PARIS (Reuters) - Five years after the sex scandal that forced IMF chief Dominique Strauss-Kahn to resign, hundreds of female French politicians on Tuesday denounced sexual harassment in the corridors of power and a Mafia-style code of silence that lets it go unpunished.
Their petition published on the front page of left-wing newspaper Liberation came a day after the surfacing of another sex scandal, which triggered the resignation of the vice-president of France’s lower house of parliament, Denis Baupin.
The French have long been indulgent of their leaders’ infidelities and the media has largely avoided raking over the private lives of politicians.
While the Strauss-Kahn scandal in 2011 unleashed a soul-searching debate within France about sexual abuse that goes undeclared or undetected in the upper echelons of power, the petition in Liberation said too many women still remained silent for fear of damaging their career or political party.
Signed by 500 politicians, mostly women but many men too, the petition condemned what it called an Omerta, or a Mafia-like code of silence on unwelcome sexual advances, from harassment to acts of outright aggression.
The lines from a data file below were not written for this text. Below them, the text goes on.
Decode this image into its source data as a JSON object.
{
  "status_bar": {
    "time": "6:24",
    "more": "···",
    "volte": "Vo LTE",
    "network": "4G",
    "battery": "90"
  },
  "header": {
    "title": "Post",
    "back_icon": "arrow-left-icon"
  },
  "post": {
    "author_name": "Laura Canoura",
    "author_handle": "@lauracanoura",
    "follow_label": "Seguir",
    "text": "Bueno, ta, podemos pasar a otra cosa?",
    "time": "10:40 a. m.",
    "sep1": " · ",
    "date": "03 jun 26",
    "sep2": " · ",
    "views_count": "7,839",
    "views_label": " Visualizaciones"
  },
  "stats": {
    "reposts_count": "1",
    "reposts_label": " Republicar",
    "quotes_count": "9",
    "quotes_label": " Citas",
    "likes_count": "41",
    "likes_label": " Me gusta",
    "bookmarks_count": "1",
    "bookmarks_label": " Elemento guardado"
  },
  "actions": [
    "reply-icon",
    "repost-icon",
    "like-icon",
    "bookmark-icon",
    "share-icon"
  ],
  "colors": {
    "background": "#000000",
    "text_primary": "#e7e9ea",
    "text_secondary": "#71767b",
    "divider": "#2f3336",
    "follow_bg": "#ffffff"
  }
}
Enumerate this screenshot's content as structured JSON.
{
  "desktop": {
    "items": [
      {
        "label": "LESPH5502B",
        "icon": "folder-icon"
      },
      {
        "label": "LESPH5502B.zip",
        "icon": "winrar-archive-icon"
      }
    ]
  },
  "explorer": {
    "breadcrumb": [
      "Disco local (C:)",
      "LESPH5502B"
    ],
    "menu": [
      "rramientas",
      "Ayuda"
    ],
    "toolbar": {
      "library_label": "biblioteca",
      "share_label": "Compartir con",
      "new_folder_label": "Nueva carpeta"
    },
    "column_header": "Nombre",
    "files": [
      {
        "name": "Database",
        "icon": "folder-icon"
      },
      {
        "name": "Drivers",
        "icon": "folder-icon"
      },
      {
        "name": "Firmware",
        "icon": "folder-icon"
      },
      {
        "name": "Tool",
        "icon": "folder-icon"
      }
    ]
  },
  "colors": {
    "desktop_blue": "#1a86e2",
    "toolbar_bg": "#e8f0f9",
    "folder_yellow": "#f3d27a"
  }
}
“End the Omerta” was the slogan adopted by the group behind Tuesday’s appeal, which stated: “It’s time to speak out, to bring this impunity to an end, time for men to change their behavior rather than for women to adapt to it.”
The petition appeared hours before the public prosecutor’s office said it was opening an inquiry after several women went public on Monday with accusations of harassment against Baupin.
Baupin denies wrongdoing. On Monday he quit his post as vice-president of France’s National Assembly and said he would pursue his accusers for defamation.
His wife, Housing Minister Emmanuelle Cosse whom he married last year, said in a radio interview on Tuesday that she had known nothing about the matter until this week and it was now for the justice system to tackle.
In 2011 Strauss-Kahn was the runaway favorite to become France’s next president, but he was forced to resign from the Washington-based International Monetary Fund and abandon his political ambitions after his arrest on sex crime accusations.
The sex assault charges based on the accusations of hotel maid Nafissatou Diallo were ultimately dropped but the Frenchman later reached a financial settlement in civil proceedings.
Editing by Richard Lough